MATERIAL FOR THE TASK:
BEGIN

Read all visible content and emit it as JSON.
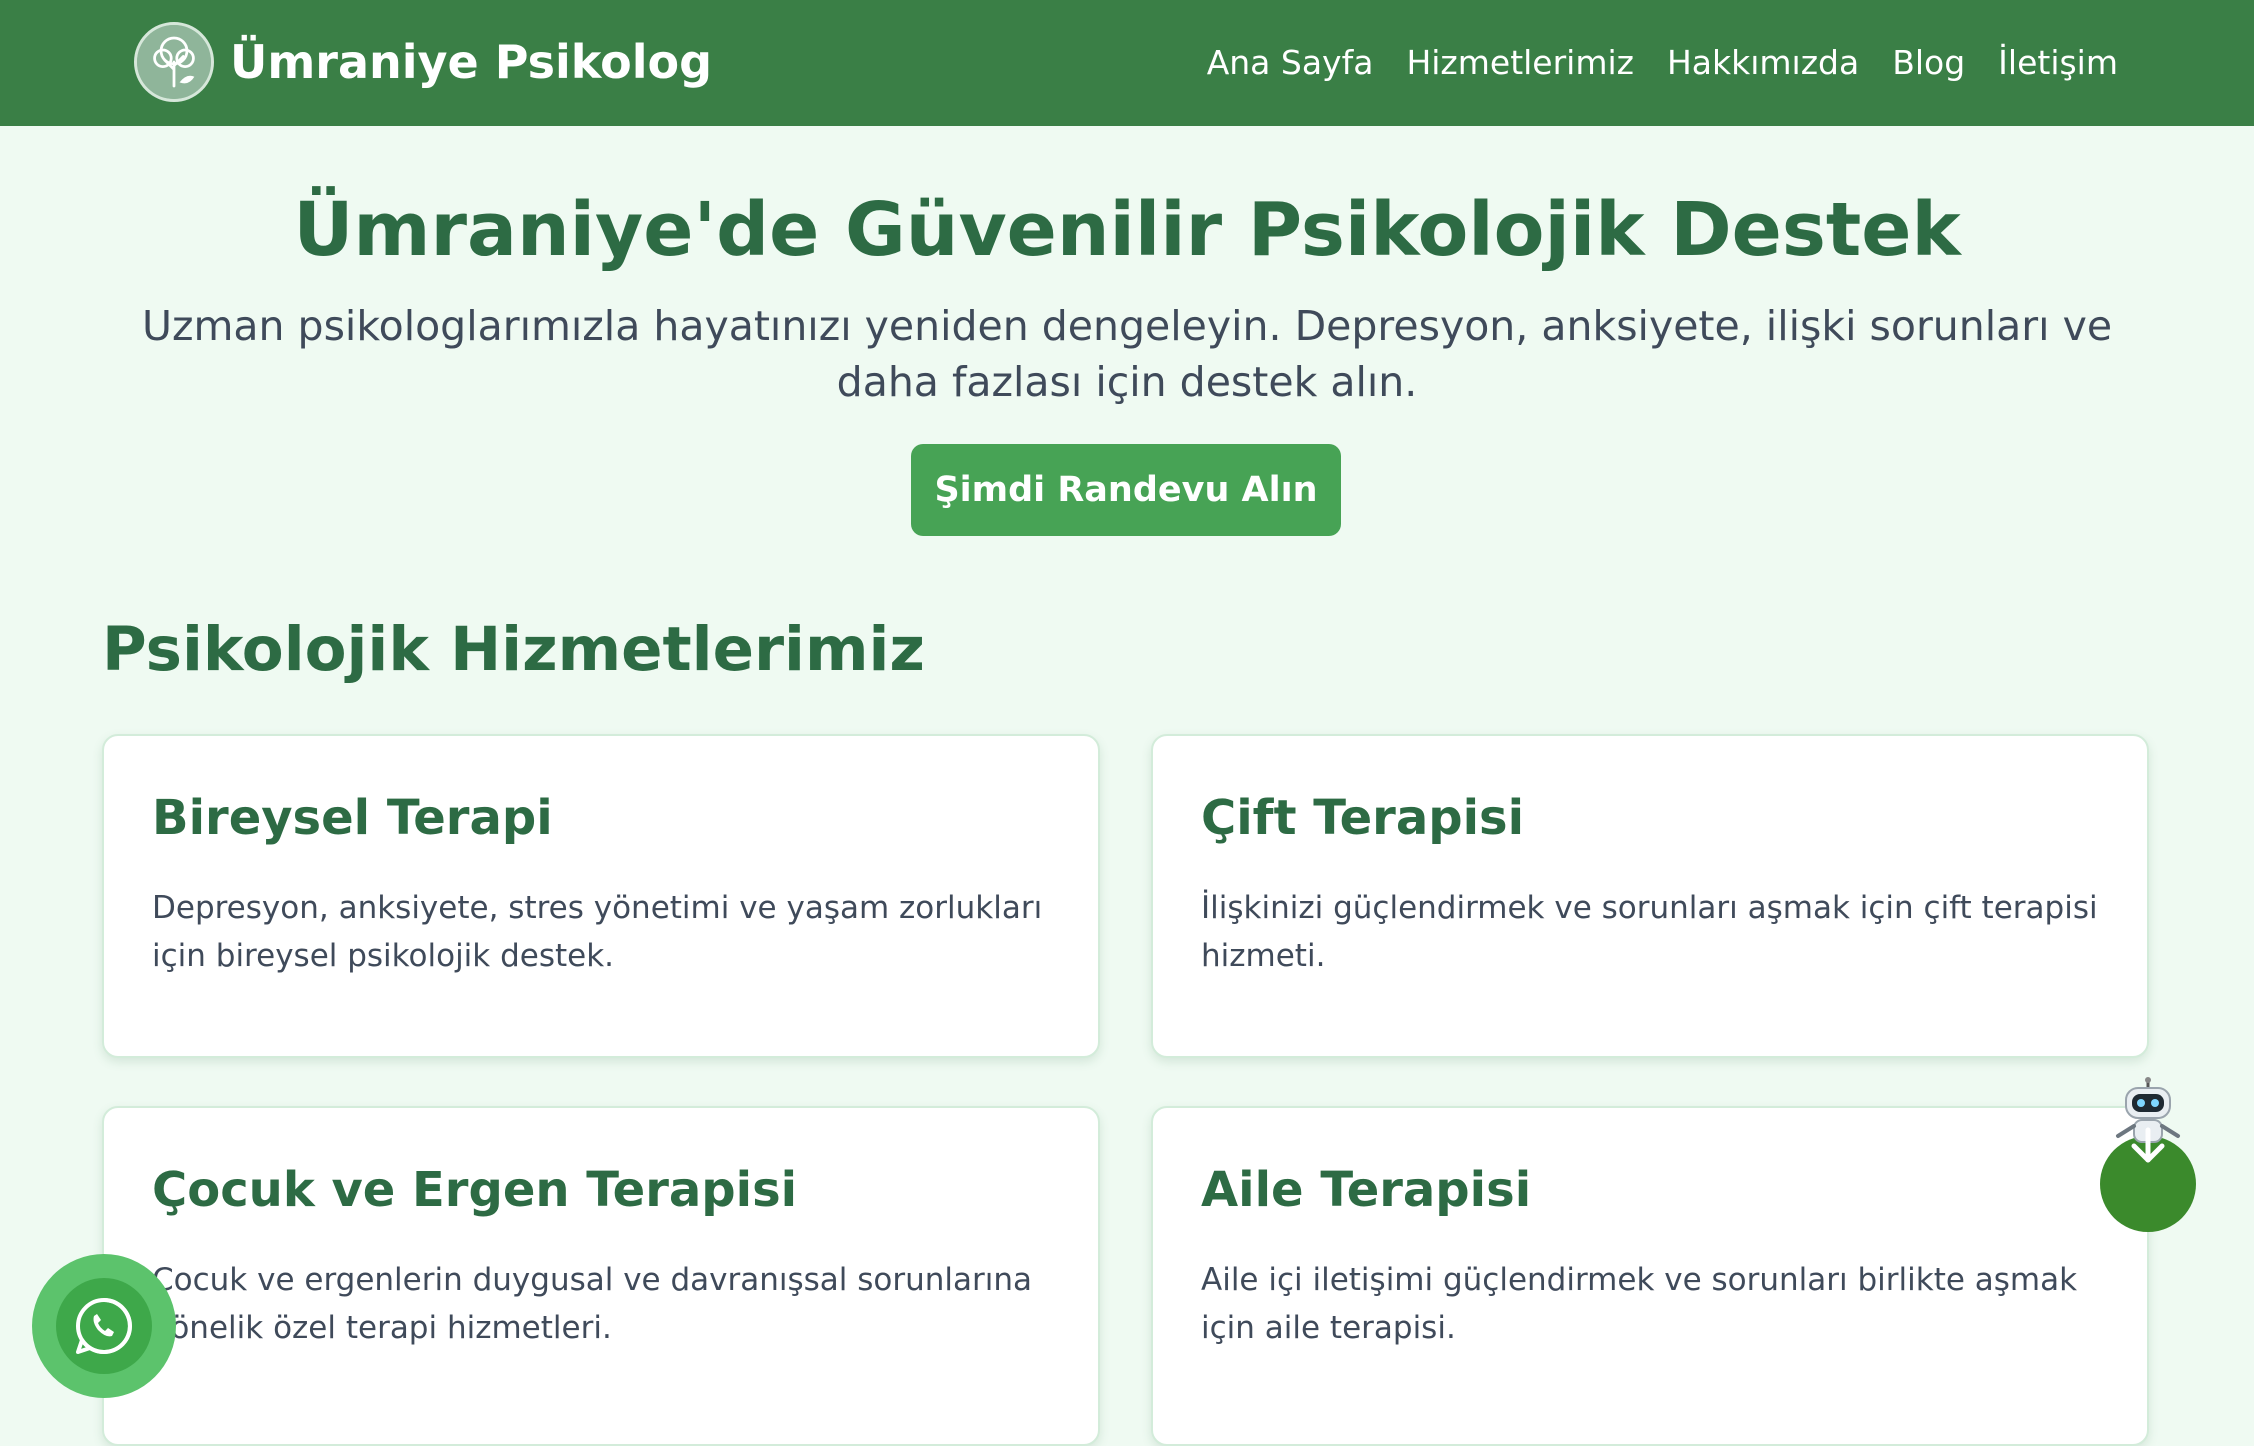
{
  "header": {
    "brand": "Ümraniye Psikolog",
    "nav": [
      "Ana Sayfa",
      "Hizmetlerimiz",
      "Hakkımızda",
      "Blog",
      "İletişim"
    ]
  },
  "hero": {
    "title": "Ümraniye'de Güvenilir Psikolojik Destek",
    "subtitle": "Uzman psikologlarımızla hayatınızı yeniden dengeleyin. Depresyon, anksiyete, ilişki sorunları ve daha fazlası için destek alın.",
    "cta": "Şimdi Randevu Alın"
  },
  "services": {
    "title": "Psikolojik Hizmetlerimiz",
    "items": [
      {
        "title": "Bireysel Terapi",
        "text": "Depresyon, anksiyete, stres yönetimi ve yaşam zorlukları için bireysel psikolojik destek."
      },
      {
        "title": "Çift Terapisi",
        "text": "İlişkinizi güçlendirmek ve sorunları aşmak için çift terapisi hizmeti."
      },
      {
        "title": "Çocuk ve Ergen Terapisi",
        "text": "Çocuk ve ergenlerin duygusal ve davranışsal sorunlarına yönelik özel terapi hizmetleri."
      },
      {
        "title": "Aile Terapisi",
        "text": "Aile içi iletişimi güçlendirmek ve sorunları birlikte aşmak için aile terapisi."
      }
    ]
  },
  "icons": {
    "logo": "tree-logo-icon",
    "chat": "robot-icon",
    "scroll": "arrow-down-icon",
    "whatsapp": "whatsapp-icon"
  },
  "colors": {
    "primary": "#3a7f46",
    "accent": "#47a355",
    "heading": "#2d6b44",
    "background": "#effaf2",
    "whatsapp": "#5cc36c"
  }
}
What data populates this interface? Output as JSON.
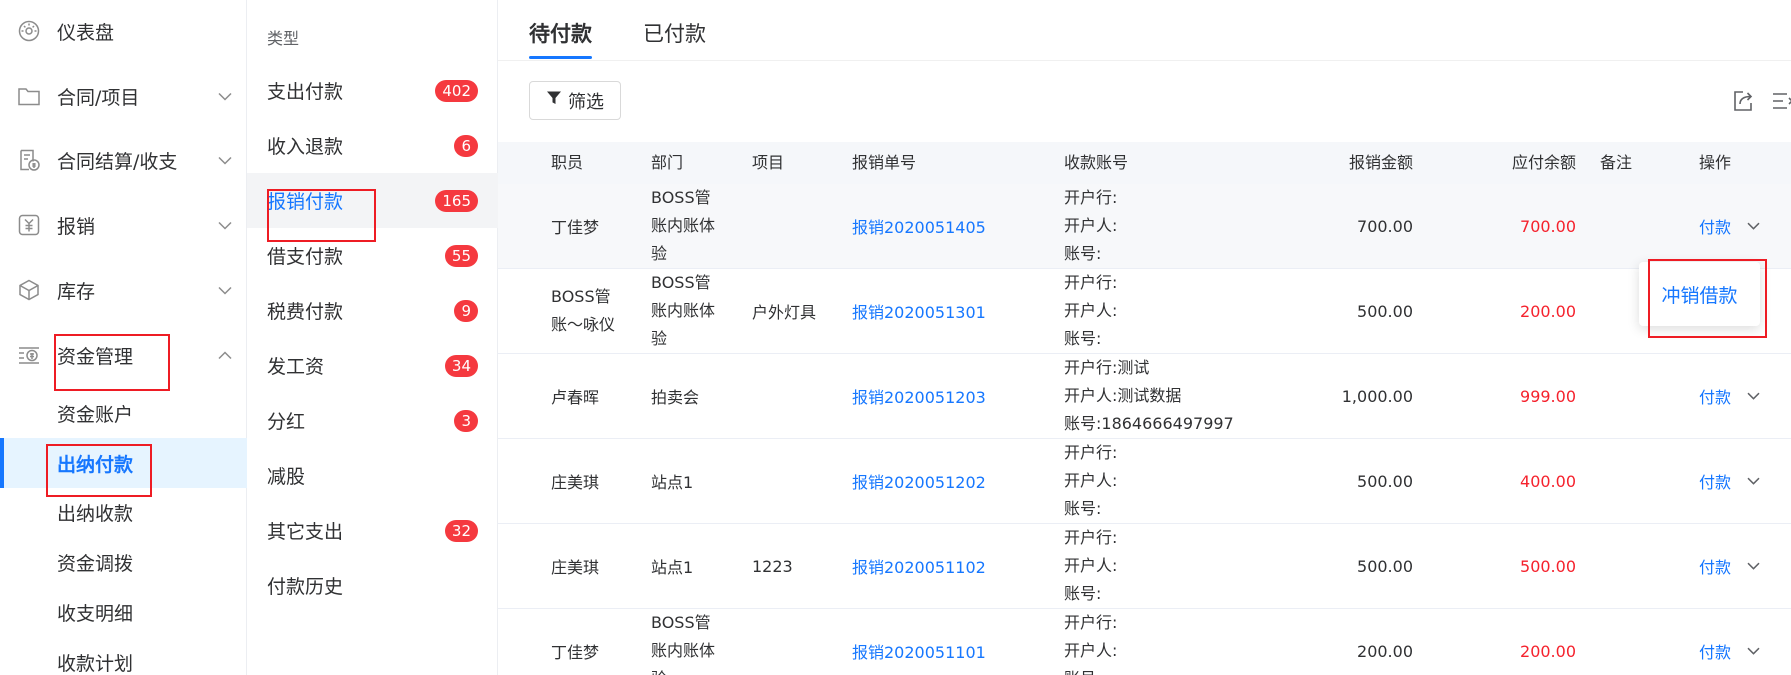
{
  "sidebar": {
    "items": [
      {
        "label": "仪表盘",
        "icon": "dashboard-icon"
      },
      {
        "label": "合同/项目",
        "icon": "folder-icon"
      },
      {
        "label": "合同结算/收支",
        "icon": "settlement-icon"
      },
      {
        "label": "报销",
        "icon": "reimburse-icon"
      },
      {
        "label": "库存",
        "icon": "cube-icon"
      },
      {
        "label": "资金管理",
        "icon": "money-icon"
      }
    ],
    "sub_items": [
      {
        "label": "资金账户"
      },
      {
        "label": "出纳付款"
      },
      {
        "label": "出纳收款"
      },
      {
        "label": "资金调拨"
      },
      {
        "label": "收支明细"
      },
      {
        "label": "收款计划"
      }
    ]
  },
  "categories": {
    "title": "类型",
    "items": [
      {
        "label": "支出付款",
        "badge": "402"
      },
      {
        "label": "收入退款",
        "badge": "6"
      },
      {
        "label": "报销付款",
        "badge": "165"
      },
      {
        "label": "借支付款",
        "badge": "55"
      },
      {
        "label": "税费付款",
        "badge": "9"
      },
      {
        "label": "发工资",
        "badge": "34"
      },
      {
        "label": "分红",
        "badge": "3"
      },
      {
        "label": "减股",
        "badge": ""
      },
      {
        "label": "其它支出",
        "badge": "32"
      },
      {
        "label": "付款历史",
        "badge": ""
      }
    ]
  },
  "tabs": [
    {
      "label": "待付款"
    },
    {
      "label": "已付款"
    }
  ],
  "toolbar": {
    "filter_label": "筛选"
  },
  "table": {
    "headers": {
      "staff": "职员",
      "dept": "部门",
      "project": "项目",
      "order": "报销单号",
      "account": "收款账号",
      "amount": "报销金额",
      "due": "应付余额",
      "note": "备注",
      "action": "操作"
    },
    "rows": [
      {
        "staff": [
          "丁佳梦"
        ],
        "dept": [
          "BOSS管",
          "账内账体",
          "验"
        ],
        "project": "",
        "order": "报销2020051405",
        "account": [
          "开户行:",
          "开户人:",
          "账号:"
        ],
        "amount": "700.00",
        "due": "700.00",
        "action": "付款"
      },
      {
        "staff": [
          "BOSS管",
          "账～咏仪"
        ],
        "dept": [
          "BOSS管",
          "账内账体",
          "验"
        ],
        "project": "户外灯具",
        "order": "报销2020051301",
        "account": [
          "开户行:",
          "开户人:",
          "账号:"
        ],
        "amount": "500.00",
        "due": "200.00",
        "action": ""
      },
      {
        "staff": [
          "卢春晖"
        ],
        "dept": [
          "拍卖会"
        ],
        "project": "",
        "order": "报销2020051203",
        "account": [
          "开户行:测试",
          "开户人:测试数据",
          "账号:1864666497997"
        ],
        "amount": "1,000.00",
        "due": "999.00",
        "action": "付款"
      },
      {
        "staff": [
          "庄美琪"
        ],
        "dept": [
          "站点1"
        ],
        "project": "",
        "order": "报销2020051202",
        "account": [
          "开户行:",
          "开户人:",
          "账号:"
        ],
        "amount": "500.00",
        "due": "400.00",
        "action": "付款"
      },
      {
        "staff": [
          "庄美琪"
        ],
        "dept": [
          "站点1"
        ],
        "project": "1223",
        "order": "报销2020051102",
        "account": [
          "开户行:",
          "开户人:",
          "账号:"
        ],
        "amount": "500.00",
        "due": "500.00",
        "action": "付款"
      },
      {
        "staff": [
          "丁佳梦"
        ],
        "dept": [
          "BOSS管",
          "账内账体",
          "验"
        ],
        "project": "",
        "order": "报销2020051101",
        "account": [
          "开户行:",
          "开户人:",
          "账号:"
        ],
        "amount": "200.00",
        "due": "200.00",
        "action": "付款"
      }
    ]
  },
  "dropdown": {
    "item": "冲销借款"
  },
  "colors": {
    "accent": "#1677ff",
    "badge": "#f5393f",
    "due": "#f5222d",
    "annotation": "#ee1c24"
  }
}
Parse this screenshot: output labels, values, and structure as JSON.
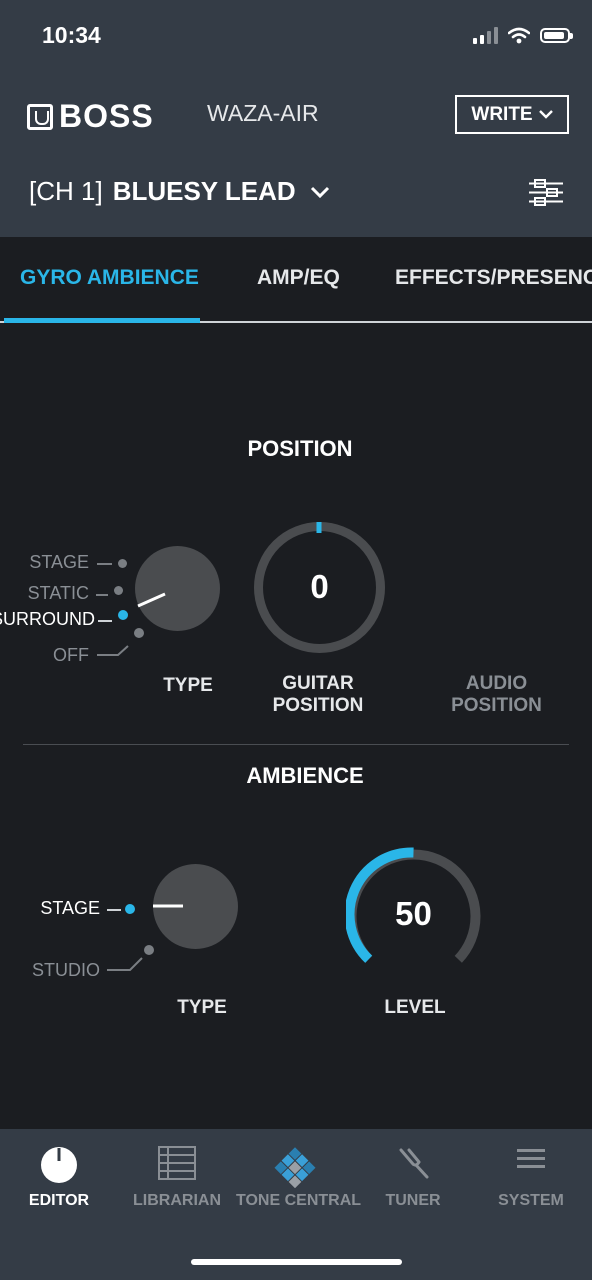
{
  "status_bar": {
    "time": "10:34"
  },
  "header": {
    "brand": "BOSS",
    "model": "WAZA-AIR",
    "write_label": "WRITE",
    "patch_channel": "[CH 1]",
    "patch_name": "BLUESY LEAD"
  },
  "tabs": [
    {
      "label": "GYRO AMBIENCE",
      "active": true
    },
    {
      "label": "AMP/EQ",
      "active": false
    },
    {
      "label": "EFFECTS/PRESENCE",
      "active": false
    }
  ],
  "position": {
    "title": "POSITION",
    "type_label": "TYPE",
    "type_options": [
      "STAGE",
      "STATIC",
      "SURROUND",
      "OFF"
    ],
    "type_selected": "SURROUND",
    "guitar_position_label_1": "GUITAR",
    "guitar_position_label_2": "POSITION",
    "guitar_position_value": "0",
    "audio_position_label_1": "AUDIO",
    "audio_position_label_2": "POSITION"
  },
  "ambience": {
    "title": "AMBIENCE",
    "type_label": "TYPE",
    "type_options": [
      "STAGE",
      "STUDIO"
    ],
    "type_selected": "STAGE",
    "level_label": "LEVEL",
    "level_value": "50"
  },
  "bottom_nav": [
    {
      "label": "EDITOR",
      "icon": "editor-knob-icon",
      "active": true
    },
    {
      "label": "LIBRARIAN",
      "icon": "librarian-list-icon",
      "active": false
    },
    {
      "label": "TONE CENTRAL",
      "icon": "tone-central-icon",
      "active": false
    },
    {
      "label": "TUNER",
      "icon": "tuner-fork-icon",
      "active": false
    },
    {
      "label": "SYSTEM",
      "icon": "menu-icon",
      "active": false
    }
  ],
  "colors": {
    "accent": "#2ab6e8",
    "header_bg": "#343c46",
    "body_bg": "#1b1d21"
  }
}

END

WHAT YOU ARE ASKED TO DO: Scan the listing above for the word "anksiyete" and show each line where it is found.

TASK SOLUTION:
    "subtitle": "Uzman psikologlarımızla hayatınızı yeniden dengeleyin. Depresyon, anksiyete, ilişki sorunları ve daha fazlası için destek alın.",
        "text": "Depresyon, anksiyete, stres yönetimi ve yaşam zorlukları için bireysel psikolojik destek."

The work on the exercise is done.